Luyben´s speech was followed by the presentation of Lene Krøl Andersen, Project manager at EOSC-Nordic and International Liaison at Computerome in Denmark, on the EOSC-Nordic impact. Lene Krøl Andersen highlighted the impact of EOSC-Nordic during the 3 years of project lifetime. Before delving into the results of the programme, she dedicated a special mention to the EOSC pioneers from the Nordics: scientists who have already adopted an EOSC mindset of sharing and using data across disciplines. Thanks to our EOSC pioneers, she said, “EOSC has provided its Proof of Concept amongst its users”.
Moving into the EOSC-Nordic key results, she emphasized the Nordic-Baltic infrastructure services and tools applicable for cross-border usage and the integration with the EOSC Future catalogue. EOSC-Nordic did also possess a strong dedication towards increasing the FAIR uptake in the region. The EOSC-Nordic FAIR team has in concrete terms increased the FAIR score for 98 repositories and trained over 300 data stewards across the Nordics. Also, EOSC-Nordic has had a significant impact on the regional consolidation of EOSC as well as the increment of cross-country and disciplinary collaboration, building upon the Nordic eInfrastructure Collaboration; NeIC.
During this journey of 3 years and great achievements, Lene Krøl Andersen admitted that the vision and mission of EOSC also faces challenges and obstacles when the real construction work sets in. However, she stressed that it is the natural path to success (also) for EOSC; “discovering what doesn’t work – learning by doing and by each other is how we become wiser together and is the right way to a successful EOSC”.
Before closing her presentation, she thanked the many collaborators of EOSC-Nordic, i.e. NeIC as the coordinating institution, the EOSC-Nordic Executive Board members, the International Advisory Board, the General Assembly, the EC and the EOSC Association and all other collaborators for their commitment and enthusiasm, agreeing that these 3 years of EOSC-Nordic have been “a fantastic journey”.

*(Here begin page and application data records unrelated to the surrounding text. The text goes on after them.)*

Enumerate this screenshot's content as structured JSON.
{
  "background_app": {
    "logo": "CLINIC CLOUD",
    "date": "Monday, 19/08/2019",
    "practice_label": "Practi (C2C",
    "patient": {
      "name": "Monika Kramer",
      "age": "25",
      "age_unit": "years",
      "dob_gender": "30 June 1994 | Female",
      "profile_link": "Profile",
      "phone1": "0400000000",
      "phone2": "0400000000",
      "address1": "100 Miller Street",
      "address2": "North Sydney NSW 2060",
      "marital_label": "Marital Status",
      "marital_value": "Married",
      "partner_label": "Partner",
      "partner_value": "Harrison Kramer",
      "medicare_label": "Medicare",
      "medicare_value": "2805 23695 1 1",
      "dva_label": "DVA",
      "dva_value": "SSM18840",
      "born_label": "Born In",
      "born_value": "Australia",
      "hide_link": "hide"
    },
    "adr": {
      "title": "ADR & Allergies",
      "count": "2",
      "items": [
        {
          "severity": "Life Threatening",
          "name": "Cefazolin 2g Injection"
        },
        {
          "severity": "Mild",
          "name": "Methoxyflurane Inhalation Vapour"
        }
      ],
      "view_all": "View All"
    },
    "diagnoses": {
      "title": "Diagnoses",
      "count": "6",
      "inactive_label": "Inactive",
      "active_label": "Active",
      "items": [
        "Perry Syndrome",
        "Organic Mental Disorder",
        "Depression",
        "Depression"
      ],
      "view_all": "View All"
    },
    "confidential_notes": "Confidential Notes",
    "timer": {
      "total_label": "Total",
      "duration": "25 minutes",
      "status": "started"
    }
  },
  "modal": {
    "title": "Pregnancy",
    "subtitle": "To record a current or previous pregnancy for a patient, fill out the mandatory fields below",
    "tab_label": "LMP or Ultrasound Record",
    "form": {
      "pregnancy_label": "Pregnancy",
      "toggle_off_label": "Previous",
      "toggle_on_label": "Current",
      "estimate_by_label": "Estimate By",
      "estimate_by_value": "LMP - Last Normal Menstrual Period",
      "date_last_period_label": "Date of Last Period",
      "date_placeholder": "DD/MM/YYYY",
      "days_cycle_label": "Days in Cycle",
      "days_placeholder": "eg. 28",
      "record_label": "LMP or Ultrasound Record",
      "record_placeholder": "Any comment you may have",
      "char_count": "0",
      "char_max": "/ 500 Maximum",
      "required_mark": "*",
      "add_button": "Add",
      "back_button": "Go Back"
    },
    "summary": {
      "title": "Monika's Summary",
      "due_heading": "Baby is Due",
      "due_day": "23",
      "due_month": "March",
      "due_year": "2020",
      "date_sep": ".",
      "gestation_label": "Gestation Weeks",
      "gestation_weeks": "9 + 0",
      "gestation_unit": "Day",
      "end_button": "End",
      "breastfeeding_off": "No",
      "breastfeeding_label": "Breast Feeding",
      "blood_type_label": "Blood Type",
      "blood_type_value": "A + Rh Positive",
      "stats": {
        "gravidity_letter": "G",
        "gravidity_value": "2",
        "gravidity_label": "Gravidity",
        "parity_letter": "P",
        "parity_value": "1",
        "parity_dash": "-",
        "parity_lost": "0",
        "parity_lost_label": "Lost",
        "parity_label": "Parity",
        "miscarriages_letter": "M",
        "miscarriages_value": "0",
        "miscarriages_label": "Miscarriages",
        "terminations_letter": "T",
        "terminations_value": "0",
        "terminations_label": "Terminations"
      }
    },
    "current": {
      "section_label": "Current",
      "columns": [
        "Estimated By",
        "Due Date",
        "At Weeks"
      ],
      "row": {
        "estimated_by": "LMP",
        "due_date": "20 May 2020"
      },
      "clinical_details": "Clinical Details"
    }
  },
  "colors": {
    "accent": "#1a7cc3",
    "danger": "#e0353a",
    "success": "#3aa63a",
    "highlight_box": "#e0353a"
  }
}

Image: Lene Krøl Andersen. Photo by Gertrud Alatare.
EOSC Engagement across stakeholders – panel debate
The session ended up with an active panel debate.
Chair and Moderator: Ute Gunsenheimer, EOSC Association Secretary General
Image: Ute Gunsenheimer. Photo by Gertrud Alatare.
Gudmund Høst, EOSC-Nordic Coordinator, NeIC Director
Hans Eide, Special Advisor, Sigma2, Norway
Ivar Koppel, Head of HPC centre, University of Tartu / Estonian Scientific Computing Infrastructure (ETAIS)
Gitte Kudsk, Director of DeiC, Denmark
Vigdis Namtvedt Kvalheim, Director, Norwegian Centre for Research Data (NSD)
Image: Gitte Kudsk, Vigdis Namtvedt Kvalheim, Ivar Koppel. Photo by Gertrud Alatare.
Image: Hans Eide, Gudmund Høst. Photo by Gertrud Alatare.
Image: Group photo. Photo by Gertrud Alatare.